The metaphor of the eye in a moral sense was quite common among the Jews. A good eye signified a generous soul, and an evil eye a grasping and grudging one (Deut 15:9; Prov 23:6; 28:22). Even as men today speak of spiritual insight, so Jesus was insisting that a man could lose his sense of true values in life and become possessed by his possessions. The word “mammon” was Aram. and signified wealth and riches. In this passage it was personified, becoming the avaricious man’s master. It is important to note that this did not apply to rich men only, for the greater temptation comes many times to the man who has not, but desires to have. Jesus made this truth apply to all when He said, “No one can serve two masters.”

Greed and anxiety about life were next presented. Nothing was intended in these vv. to forbid foresight, careful planning, or prudence; but these remarks were directed against a care for this life that dishonors God because it fails to find its stability, confidence, and security in relationship to Him. The heavenly Father has always been interested in and ready to meet the needs of human life at every level and in all experiences. God’s kingdom must be placed first in life, and then there could be a foundation upon which to rest in confidence with reference to the material and temporal.

The Christian’s sympathy.

The connection of this passage (Matt 7) has been much disputed. It has been frequently suggested that more than the rest of the Sermon, it reveals lack of continuity. It seems, however, that these vv. are bound together by a consideration of the sympathetic spirit.

Avoid criticism.

Jesus admonished His disciples not to be disparaging in their criticism (Matt 7:1-5). He singled out and condemned the vice of lifting up oneself by pointing out the weaknesses and faults of others. The Christian was not to be unconcerned about a brother’s fault, but it was impossible to help him when the helper’s vision was poor.

Helping wisely.

The disciples were warned against being overzealous in trying to help another (7:6). Perhaps the “holy” thing referred to the use of the showbread among the Jews. If it were not consumed, it must not be cast out to be eaten by the scavengers of the streets, the dogs. In the Talmud “pearls” were used to refer to the choice thoughts, sentiments, or tenderest experiences of a man. The “swine” were the unclean, those of vicious nature who did not have the character to appreciate such thoughts and sentiments. This passage calls for wisdom in dealing with the people of the world.

Praying earnestly.

It was revealed that prayer was the best way to help; it was in prayer that the solution was to be found to the problems of life (7:7-12). Two illustrations were given of the efficacy of genuine prayer. The first illustration underscored the truth that a father did not mock his child in the answer given to an earnest request. In the second illustration Jesus underscored the truth that a father does not give his child what would harm him, neither does God. The grand climax in the statement of the sympathetic approach to life is the “Golden Rule.”

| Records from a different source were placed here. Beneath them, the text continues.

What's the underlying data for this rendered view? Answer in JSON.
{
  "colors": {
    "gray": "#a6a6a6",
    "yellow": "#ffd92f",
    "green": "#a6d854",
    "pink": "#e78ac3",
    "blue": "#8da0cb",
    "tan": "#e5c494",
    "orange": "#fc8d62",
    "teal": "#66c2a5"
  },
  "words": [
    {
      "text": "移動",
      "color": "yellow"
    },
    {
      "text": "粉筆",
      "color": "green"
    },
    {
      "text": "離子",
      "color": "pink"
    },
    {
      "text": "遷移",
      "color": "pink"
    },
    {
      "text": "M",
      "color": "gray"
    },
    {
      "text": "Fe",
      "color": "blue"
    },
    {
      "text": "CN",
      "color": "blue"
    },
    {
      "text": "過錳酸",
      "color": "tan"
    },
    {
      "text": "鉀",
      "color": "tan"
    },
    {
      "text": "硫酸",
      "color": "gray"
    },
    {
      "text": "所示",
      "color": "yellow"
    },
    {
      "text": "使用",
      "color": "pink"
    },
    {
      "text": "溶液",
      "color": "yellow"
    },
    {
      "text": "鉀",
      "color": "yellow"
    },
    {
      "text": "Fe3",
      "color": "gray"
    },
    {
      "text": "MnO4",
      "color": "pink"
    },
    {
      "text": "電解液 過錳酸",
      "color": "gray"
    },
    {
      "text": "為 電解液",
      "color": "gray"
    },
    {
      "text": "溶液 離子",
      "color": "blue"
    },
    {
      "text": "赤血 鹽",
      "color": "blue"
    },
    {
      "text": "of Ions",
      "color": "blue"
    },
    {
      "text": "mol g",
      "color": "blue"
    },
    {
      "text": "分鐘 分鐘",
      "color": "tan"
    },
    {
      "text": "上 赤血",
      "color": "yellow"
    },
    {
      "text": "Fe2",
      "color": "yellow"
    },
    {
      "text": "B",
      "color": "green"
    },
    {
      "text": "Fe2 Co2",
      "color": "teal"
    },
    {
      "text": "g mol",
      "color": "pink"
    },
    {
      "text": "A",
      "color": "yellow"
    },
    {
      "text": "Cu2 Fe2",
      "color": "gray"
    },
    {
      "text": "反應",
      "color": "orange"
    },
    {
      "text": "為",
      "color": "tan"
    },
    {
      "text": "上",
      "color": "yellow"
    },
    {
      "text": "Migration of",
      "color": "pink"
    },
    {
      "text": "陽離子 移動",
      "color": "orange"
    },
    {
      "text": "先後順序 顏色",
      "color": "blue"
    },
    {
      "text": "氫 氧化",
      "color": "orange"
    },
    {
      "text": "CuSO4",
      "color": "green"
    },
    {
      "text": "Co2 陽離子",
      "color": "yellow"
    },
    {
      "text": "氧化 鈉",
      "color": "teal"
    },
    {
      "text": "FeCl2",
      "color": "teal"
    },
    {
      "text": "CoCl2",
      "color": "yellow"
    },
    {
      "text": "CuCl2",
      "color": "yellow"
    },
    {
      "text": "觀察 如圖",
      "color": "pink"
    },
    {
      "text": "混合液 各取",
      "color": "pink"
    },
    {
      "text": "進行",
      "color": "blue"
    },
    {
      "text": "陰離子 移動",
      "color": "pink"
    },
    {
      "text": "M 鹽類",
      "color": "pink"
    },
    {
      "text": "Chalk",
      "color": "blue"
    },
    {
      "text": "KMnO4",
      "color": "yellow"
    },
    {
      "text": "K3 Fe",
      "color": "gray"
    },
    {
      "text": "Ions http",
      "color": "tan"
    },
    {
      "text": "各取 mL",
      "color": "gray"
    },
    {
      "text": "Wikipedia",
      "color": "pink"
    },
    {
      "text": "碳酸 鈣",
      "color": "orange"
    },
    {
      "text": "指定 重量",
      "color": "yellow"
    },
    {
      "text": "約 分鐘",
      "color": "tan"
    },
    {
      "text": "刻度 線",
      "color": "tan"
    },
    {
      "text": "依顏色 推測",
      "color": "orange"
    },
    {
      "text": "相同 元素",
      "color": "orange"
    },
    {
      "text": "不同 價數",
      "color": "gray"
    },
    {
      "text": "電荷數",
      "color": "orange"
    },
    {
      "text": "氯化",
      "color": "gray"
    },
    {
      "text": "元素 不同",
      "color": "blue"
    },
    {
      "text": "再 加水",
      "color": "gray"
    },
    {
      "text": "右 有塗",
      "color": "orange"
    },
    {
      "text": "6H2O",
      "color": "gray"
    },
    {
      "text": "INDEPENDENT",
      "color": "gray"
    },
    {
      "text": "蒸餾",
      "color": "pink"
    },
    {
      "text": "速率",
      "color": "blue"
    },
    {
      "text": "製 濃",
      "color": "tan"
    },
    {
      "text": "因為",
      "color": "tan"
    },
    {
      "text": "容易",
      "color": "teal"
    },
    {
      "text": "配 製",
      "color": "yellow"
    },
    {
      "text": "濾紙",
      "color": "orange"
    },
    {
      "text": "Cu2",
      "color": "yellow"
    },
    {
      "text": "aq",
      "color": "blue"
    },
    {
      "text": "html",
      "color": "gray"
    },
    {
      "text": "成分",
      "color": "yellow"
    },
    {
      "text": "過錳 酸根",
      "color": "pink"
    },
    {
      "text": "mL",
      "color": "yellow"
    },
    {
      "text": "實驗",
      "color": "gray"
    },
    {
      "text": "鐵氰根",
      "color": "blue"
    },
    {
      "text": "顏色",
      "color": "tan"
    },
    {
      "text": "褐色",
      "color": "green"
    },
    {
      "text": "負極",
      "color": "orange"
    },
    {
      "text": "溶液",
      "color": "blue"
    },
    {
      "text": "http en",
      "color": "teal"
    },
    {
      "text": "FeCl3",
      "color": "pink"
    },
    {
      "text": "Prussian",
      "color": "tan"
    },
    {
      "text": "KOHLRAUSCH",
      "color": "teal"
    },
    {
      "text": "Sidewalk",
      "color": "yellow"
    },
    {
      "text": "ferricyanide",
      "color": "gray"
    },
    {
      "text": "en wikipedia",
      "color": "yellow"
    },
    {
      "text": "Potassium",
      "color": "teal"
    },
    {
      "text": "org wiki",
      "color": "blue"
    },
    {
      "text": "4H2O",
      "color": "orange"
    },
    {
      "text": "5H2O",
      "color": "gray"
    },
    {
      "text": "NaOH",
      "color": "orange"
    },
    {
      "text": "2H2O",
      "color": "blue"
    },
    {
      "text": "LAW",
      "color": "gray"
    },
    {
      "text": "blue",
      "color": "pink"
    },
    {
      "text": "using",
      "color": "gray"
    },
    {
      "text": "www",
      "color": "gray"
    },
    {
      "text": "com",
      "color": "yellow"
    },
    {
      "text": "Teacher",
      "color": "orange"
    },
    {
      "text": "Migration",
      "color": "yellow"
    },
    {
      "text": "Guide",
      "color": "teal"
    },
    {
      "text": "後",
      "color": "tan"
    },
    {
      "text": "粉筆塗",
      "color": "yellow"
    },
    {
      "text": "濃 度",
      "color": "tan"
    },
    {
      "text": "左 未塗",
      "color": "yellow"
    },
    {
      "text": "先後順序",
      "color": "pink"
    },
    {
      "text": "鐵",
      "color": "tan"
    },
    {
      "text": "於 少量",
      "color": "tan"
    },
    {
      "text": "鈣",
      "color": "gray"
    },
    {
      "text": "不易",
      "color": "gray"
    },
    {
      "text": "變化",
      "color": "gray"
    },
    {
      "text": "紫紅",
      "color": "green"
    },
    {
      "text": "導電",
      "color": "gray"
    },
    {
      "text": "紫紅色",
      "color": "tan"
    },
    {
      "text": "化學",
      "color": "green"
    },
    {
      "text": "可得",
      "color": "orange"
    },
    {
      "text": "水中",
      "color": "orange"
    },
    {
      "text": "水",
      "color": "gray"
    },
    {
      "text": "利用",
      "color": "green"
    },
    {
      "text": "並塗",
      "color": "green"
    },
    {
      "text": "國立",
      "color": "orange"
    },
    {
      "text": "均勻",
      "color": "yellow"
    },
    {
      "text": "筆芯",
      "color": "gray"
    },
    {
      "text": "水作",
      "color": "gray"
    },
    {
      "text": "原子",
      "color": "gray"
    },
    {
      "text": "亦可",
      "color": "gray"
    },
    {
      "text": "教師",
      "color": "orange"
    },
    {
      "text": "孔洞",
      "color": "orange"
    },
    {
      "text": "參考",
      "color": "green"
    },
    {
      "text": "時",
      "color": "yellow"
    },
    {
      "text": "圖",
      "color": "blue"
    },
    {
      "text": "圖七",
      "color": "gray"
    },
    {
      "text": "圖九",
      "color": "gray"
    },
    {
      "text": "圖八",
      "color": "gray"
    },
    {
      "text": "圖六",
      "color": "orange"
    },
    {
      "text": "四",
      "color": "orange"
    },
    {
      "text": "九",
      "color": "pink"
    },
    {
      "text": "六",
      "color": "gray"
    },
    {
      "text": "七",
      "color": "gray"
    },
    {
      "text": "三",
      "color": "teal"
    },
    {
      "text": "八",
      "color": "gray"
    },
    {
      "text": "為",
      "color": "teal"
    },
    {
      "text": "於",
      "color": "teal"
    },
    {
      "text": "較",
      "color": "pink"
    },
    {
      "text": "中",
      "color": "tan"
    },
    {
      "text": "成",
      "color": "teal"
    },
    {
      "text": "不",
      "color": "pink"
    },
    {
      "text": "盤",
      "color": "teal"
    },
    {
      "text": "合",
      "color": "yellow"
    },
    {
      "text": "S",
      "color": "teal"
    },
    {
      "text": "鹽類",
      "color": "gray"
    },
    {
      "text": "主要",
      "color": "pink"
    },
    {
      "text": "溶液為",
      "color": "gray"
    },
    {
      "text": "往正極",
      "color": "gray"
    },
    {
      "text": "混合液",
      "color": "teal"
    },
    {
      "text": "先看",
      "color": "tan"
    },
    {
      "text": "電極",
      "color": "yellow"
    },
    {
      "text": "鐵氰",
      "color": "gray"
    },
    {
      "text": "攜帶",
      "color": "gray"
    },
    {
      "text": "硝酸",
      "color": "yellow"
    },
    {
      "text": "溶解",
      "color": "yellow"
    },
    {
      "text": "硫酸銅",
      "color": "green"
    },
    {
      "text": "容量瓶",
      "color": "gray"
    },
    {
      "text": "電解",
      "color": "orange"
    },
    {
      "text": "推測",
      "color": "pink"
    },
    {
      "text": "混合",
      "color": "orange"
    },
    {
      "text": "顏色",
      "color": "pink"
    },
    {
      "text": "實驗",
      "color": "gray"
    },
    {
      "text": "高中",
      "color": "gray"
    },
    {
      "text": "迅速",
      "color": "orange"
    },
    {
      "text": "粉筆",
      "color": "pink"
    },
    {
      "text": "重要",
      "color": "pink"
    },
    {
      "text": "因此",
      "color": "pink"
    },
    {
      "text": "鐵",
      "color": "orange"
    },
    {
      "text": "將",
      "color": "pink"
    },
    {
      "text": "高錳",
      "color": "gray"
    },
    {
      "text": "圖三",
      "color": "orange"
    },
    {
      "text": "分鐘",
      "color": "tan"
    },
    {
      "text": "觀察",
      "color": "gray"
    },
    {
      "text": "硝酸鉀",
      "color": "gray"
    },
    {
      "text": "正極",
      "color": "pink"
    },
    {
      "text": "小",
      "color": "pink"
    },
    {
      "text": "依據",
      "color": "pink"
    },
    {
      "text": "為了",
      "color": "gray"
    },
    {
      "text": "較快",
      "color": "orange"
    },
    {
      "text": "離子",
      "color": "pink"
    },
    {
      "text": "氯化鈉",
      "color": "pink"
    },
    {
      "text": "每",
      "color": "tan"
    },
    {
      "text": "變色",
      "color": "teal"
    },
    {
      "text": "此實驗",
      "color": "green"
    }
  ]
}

Metaphorical conclusion.

Jesus used three metaphors to urge men on to realize the intention of God for their lives: “the two ways,” the “two kinds of fruit,” and the “two builders.”

The two roads.

The first taught that following Jesus was difficult—involving struggle, self-discipline, and effort.

The two fruits.

The second warned against false guides whose real purpose was selfish and destructive. Guides in life must be tested.

The two builders.

The third emphasized the importance of the right foundation for life, which is the teaching of Jesus. Only those who obey Him will be safe in the experience of testing.

Bibliography

E. S. Jones, The Christ of the Mount (1931); Wm. Hendriksen, The Sermon on the Mount (1934); E. T. Thompson, The Sermon on the Mount and Its Meaning for Today (1936); E. Fox, The Sermon on the Mount (1938); A. T. Ohrn, The Gospel and the Sermon on the Mount (1948); R. W. Sockman, The Higher Happiness (1950); A. M. Hunter, Design for Life (1953); J. W. Bowman and R. W. Tapp, The Gospel from the Mount (1957); D. M. Lloyd-Jones, Studies in the Sermon on the Mount, vols. I and II (1959); H. K. McArthur, Understanding the Sermon on the Mount (1960); W. K. Pendleton, The Pursuit of Happiness (1963).